Tack on the fact that the 49ers are 1-4 and their offense ranks 31st in yards per game (beating out the Los Angeles Rams by seven yards; 291.4 to 284.2) and last in yards per play (4.5), and there is one thing that is clear.
Something has to change.
The move is likely going to anger the many who are still angry over Kaepernick’s national anthem protest, but Chip Kelly has made one thing clear: he will do what is best for the football team. Protests and contracts are not his problems or a factor into his decision making. It’s all about playing better football.
Comments Kelly made when talking about the move shine an interesting light on why it is being done:
“We were very analytical and sat down as a staff and watched the tape, went over everything,” Kelly said. “We had a couple days to kind of digest where we are, and I think offensively we need to be better and we just need to make a move. And it’s really not, it’s not Blaine’s fault. I think it’s just as a group offensively we need to be better in a lot of ways so we’re going to see what we can do and make a move here. It’s really one of the only maneuvers we can make based on our depth.”
It sounds more like the 49ers decided they had to do something and that this was the only thing they could do. It has nothing to do with confidence in Kaepernick or belief that he can be the fire that sparks the offense. Just the fact it is easier to change out the quarterback than it is the offensive line, running backs, and wide receivers.

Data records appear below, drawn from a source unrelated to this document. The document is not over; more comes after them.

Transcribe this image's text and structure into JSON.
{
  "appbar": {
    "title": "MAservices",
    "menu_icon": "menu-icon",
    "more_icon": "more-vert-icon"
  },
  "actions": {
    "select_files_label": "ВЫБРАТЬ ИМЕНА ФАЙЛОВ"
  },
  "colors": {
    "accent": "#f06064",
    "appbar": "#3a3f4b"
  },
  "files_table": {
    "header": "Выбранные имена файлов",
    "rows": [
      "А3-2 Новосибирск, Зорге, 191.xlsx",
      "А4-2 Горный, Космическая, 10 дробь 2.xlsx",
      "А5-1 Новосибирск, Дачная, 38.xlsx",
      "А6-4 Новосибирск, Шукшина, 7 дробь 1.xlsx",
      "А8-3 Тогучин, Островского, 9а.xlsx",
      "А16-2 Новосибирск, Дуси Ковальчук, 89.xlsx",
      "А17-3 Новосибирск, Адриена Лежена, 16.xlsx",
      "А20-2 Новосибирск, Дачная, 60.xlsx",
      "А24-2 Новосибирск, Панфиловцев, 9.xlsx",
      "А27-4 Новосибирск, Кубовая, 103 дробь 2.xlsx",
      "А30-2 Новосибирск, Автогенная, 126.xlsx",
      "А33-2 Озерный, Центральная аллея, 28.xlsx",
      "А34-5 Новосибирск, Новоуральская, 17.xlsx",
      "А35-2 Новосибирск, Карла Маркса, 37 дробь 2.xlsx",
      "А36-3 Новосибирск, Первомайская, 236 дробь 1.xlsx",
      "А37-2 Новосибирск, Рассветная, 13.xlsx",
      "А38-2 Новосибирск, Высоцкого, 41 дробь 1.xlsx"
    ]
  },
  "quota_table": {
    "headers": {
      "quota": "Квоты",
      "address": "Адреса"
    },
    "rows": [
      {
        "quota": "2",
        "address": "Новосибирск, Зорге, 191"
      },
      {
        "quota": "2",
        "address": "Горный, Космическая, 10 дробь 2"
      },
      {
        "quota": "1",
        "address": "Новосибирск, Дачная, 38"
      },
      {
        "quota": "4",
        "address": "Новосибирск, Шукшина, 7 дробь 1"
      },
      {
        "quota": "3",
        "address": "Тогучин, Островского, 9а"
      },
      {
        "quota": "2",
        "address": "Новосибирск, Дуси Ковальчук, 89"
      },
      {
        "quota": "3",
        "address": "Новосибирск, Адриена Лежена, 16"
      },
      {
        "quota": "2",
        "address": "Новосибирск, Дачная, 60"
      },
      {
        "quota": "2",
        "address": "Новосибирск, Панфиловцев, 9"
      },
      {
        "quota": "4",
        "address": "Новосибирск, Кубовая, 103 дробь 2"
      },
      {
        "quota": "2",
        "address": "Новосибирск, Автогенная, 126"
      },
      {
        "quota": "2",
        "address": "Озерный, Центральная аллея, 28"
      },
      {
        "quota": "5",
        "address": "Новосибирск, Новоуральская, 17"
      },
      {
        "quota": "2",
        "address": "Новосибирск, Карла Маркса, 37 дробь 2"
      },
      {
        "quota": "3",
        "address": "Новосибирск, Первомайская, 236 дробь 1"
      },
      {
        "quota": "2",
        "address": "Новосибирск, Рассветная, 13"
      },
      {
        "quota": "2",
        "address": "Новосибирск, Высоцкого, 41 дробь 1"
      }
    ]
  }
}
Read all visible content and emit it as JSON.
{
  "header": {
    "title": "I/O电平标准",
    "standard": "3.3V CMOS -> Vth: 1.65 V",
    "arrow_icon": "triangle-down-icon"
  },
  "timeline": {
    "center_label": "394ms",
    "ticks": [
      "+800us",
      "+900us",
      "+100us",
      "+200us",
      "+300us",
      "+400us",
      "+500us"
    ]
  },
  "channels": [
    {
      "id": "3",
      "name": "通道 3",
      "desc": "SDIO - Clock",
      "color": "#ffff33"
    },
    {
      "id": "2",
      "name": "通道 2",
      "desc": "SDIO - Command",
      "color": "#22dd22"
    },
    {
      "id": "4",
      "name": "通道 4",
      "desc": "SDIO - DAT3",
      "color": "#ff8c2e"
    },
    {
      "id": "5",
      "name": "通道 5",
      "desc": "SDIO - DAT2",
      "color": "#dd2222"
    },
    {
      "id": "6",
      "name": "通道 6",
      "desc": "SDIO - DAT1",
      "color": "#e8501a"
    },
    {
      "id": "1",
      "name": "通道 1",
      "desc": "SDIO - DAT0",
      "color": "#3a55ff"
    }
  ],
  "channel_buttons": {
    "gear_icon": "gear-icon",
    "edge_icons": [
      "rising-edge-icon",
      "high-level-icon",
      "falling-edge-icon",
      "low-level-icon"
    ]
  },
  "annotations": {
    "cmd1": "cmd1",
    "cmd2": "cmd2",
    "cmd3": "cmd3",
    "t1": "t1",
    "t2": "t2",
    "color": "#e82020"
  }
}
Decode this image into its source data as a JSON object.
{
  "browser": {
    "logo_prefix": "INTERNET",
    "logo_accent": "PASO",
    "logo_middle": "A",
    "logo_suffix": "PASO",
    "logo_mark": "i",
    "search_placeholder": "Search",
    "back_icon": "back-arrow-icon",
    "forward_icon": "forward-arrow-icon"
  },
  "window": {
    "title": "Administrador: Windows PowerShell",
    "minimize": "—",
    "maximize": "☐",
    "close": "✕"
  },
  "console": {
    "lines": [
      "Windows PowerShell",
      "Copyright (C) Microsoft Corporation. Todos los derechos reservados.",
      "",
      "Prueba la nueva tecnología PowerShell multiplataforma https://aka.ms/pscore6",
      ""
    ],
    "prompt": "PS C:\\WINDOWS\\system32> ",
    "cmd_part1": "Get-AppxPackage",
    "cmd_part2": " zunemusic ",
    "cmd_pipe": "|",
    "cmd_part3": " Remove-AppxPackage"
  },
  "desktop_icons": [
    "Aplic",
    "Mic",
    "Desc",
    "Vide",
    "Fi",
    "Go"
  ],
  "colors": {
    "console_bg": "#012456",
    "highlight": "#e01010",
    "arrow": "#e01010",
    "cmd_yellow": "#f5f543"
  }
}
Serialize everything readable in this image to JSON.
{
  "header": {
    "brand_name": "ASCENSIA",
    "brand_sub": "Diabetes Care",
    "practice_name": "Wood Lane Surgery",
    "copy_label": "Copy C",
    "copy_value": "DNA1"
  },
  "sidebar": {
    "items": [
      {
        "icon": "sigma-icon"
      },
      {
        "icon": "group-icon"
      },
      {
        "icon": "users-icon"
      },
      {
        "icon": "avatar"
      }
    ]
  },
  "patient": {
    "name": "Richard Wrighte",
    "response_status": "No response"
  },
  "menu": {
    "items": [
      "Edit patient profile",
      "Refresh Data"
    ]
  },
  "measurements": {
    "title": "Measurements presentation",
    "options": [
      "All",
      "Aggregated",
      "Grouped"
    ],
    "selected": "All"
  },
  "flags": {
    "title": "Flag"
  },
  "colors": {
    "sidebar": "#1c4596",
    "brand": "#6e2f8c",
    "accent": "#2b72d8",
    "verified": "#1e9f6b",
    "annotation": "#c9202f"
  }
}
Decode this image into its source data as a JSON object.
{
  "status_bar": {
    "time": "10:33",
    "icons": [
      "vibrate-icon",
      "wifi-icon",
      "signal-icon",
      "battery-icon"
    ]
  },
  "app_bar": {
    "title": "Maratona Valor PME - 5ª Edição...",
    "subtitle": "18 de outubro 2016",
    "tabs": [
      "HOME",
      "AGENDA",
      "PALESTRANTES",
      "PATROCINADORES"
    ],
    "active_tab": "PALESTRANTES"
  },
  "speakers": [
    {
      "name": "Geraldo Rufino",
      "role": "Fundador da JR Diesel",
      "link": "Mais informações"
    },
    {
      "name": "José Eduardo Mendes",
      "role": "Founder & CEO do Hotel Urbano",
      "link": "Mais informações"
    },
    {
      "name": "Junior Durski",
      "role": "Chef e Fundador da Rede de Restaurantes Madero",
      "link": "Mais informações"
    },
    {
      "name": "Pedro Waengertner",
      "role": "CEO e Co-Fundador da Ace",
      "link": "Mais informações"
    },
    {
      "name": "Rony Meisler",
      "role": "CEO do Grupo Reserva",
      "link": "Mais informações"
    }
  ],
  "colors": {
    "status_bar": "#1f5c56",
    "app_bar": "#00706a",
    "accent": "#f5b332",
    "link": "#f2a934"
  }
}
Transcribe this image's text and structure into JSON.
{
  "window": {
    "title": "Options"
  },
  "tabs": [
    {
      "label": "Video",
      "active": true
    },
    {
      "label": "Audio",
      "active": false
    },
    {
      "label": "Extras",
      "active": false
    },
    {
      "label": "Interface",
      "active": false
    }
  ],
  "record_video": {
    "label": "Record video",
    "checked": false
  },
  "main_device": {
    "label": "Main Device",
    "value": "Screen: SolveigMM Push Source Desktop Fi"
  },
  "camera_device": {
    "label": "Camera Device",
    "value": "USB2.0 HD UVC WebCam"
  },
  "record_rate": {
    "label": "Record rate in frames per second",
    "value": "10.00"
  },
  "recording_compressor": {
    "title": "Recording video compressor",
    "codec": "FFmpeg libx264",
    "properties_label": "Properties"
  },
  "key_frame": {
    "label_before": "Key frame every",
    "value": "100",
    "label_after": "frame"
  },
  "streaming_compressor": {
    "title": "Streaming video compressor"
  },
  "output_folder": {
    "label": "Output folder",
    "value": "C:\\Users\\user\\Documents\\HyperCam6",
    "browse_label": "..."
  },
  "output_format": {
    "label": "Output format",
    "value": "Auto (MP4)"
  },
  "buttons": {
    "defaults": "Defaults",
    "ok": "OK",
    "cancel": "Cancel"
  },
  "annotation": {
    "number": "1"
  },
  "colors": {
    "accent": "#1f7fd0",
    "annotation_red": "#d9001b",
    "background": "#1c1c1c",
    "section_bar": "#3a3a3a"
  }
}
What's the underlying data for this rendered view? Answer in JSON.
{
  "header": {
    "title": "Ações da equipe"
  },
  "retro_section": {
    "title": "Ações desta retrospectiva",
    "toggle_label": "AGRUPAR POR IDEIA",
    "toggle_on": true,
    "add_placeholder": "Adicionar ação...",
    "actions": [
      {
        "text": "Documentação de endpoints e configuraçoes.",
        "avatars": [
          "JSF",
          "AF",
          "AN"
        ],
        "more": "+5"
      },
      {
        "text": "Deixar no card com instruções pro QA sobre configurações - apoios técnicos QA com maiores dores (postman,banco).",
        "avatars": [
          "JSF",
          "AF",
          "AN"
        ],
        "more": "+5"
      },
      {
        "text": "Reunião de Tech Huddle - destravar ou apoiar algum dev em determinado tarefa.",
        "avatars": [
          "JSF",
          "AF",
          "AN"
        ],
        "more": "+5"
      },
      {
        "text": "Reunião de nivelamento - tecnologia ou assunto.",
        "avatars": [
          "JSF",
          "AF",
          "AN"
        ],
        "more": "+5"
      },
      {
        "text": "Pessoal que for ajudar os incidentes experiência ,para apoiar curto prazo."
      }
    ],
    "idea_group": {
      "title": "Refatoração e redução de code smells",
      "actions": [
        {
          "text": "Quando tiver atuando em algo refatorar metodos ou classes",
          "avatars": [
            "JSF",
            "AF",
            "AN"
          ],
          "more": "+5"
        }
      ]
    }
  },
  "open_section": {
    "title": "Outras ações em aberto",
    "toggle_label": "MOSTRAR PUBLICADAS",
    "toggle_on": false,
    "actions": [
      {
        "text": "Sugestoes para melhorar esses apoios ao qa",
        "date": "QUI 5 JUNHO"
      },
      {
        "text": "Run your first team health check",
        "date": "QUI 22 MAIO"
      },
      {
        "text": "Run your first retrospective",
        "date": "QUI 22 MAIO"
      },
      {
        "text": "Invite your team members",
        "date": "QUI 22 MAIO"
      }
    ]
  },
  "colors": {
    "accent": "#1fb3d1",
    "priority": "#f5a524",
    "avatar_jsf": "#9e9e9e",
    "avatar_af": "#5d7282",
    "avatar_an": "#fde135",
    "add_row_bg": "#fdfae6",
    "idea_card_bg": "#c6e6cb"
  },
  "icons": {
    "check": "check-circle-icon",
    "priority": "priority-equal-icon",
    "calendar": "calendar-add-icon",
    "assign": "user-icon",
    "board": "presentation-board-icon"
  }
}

But he must be better than Gabbert, right? He can’t possibly be worse—can he?
That makes it sound as if Kaepernick might not be ready to play. He may want to (every player wants to) but physically he is not where he needs to be—just like Chip Kelly has been saying.
“He physically is not where he was pre-injury,” Kelly said. “Before that, he was a little bit bigger, a little bit faster and a little bit stronger. He will admit that. He’s worked as hard as anybody I’ve ever been around in terms of his rehab.” So—what can fans expect?
Probably a lot more of what they have been seeing, if not worse than what they’ve been seeing.
Kelly’s offense runs off of quick decisions and even faster, accurate passes. Strength was never a concern with Kaepernick in the past, but it has been Kelly’s primary concern with Kaepernick. He has never been an accurate passer which is going to be abundantly clear as he tries to connect with the very average receivers the 49ers currently have on the roster.
His best chance to make a difference is going to be in the running game, but teams already know what he is capable of. Everyone is going to game plan to take away his running lanes and make him beat them throwing—something he has never been good at.
While a change needed to be made, the 49ers might have been better to wait a week and throw Kaepernick in against the Tampa Bay Buccaneers rather than the Buffalo Bills. Running lanes will certainly be hard to come by, and Rex Ryan will likely put a ton of pressure on Kaepernick to make sure he doesn’t have the chance to work any of the cobwebs out.
His last start came almost a calendar year ago; a 27-6 loss to the Rams (November 1; he was 20-41 for just 162 yards).